■ Problem statement
Lines in the entries below where the word "JSON" shows up should each be copied.

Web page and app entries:
::::::::::
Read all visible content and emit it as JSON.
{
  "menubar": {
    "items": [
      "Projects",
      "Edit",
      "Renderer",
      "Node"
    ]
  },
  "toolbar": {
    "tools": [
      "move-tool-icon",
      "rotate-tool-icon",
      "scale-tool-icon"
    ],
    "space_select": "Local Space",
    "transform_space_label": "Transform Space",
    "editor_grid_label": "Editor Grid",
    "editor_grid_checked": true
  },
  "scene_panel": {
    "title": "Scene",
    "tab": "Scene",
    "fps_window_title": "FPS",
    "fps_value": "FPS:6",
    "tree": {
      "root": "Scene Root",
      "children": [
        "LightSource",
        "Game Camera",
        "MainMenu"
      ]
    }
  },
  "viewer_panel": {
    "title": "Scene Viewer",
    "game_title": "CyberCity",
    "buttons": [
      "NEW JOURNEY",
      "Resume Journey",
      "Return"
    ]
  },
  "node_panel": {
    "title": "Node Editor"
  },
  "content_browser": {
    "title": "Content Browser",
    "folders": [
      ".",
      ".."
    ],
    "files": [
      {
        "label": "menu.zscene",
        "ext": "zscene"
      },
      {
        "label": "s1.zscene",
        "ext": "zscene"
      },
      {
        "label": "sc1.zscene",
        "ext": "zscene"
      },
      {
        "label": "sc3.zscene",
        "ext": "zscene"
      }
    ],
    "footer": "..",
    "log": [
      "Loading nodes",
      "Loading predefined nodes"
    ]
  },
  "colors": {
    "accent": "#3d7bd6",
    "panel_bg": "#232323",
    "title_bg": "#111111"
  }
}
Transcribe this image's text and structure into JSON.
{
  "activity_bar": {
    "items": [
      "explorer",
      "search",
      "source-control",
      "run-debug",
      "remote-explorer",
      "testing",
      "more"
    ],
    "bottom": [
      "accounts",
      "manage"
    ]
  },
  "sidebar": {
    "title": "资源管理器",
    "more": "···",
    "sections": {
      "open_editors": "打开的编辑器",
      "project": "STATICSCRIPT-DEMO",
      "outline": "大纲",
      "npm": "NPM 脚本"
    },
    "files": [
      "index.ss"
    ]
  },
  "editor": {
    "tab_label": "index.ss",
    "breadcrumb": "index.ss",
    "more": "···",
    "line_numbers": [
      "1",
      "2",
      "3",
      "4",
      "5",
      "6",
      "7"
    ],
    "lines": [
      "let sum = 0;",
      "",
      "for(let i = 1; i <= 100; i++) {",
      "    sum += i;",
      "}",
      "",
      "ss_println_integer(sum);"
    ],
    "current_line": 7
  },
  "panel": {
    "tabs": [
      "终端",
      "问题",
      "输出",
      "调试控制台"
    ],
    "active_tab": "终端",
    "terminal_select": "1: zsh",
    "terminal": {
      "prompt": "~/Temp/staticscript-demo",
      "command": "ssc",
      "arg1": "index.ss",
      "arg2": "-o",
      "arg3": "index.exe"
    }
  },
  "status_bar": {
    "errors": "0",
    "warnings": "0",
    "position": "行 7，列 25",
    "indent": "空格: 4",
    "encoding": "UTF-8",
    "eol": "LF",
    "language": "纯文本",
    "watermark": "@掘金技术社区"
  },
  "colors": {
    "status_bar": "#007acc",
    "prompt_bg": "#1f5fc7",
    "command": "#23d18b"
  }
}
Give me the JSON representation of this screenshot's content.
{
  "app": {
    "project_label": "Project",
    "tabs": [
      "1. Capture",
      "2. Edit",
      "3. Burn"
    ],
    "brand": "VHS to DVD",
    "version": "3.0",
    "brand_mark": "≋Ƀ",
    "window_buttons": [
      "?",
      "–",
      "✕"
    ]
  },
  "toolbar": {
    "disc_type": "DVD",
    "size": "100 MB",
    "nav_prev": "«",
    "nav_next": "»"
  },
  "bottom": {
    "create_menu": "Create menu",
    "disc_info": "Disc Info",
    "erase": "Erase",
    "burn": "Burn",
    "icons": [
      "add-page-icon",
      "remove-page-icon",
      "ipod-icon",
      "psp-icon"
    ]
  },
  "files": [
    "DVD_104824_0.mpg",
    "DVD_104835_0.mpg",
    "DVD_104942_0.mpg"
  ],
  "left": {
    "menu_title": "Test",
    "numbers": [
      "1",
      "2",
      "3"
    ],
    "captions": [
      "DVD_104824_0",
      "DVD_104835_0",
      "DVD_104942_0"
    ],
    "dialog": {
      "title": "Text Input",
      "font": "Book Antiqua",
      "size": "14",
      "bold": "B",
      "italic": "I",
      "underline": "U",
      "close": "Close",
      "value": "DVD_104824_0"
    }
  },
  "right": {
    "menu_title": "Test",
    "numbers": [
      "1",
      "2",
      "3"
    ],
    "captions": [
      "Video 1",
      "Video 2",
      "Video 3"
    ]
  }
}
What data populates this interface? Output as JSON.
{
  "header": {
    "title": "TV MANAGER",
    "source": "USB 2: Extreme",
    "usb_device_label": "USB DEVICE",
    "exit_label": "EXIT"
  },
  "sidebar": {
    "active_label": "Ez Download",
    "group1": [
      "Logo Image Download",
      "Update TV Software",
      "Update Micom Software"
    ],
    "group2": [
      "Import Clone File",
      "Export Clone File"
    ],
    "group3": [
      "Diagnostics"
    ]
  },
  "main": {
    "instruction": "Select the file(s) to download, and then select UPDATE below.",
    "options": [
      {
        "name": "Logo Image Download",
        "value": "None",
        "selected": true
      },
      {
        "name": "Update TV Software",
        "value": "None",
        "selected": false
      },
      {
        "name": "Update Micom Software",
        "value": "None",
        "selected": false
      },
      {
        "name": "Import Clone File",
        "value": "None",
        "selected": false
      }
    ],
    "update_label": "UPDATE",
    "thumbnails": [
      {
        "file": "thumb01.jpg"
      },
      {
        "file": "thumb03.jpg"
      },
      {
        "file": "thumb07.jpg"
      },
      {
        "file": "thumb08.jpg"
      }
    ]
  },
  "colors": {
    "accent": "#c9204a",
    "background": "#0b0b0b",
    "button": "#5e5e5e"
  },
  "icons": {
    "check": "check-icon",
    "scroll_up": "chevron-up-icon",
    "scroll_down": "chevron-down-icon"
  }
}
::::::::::
■ Answer box
Read all visible content and emit it as JSON.
Transcribe this image's text and structure into JSON.
Give me the JSON representation of this screenshot's content.
What data populates this interface? Output as JSON.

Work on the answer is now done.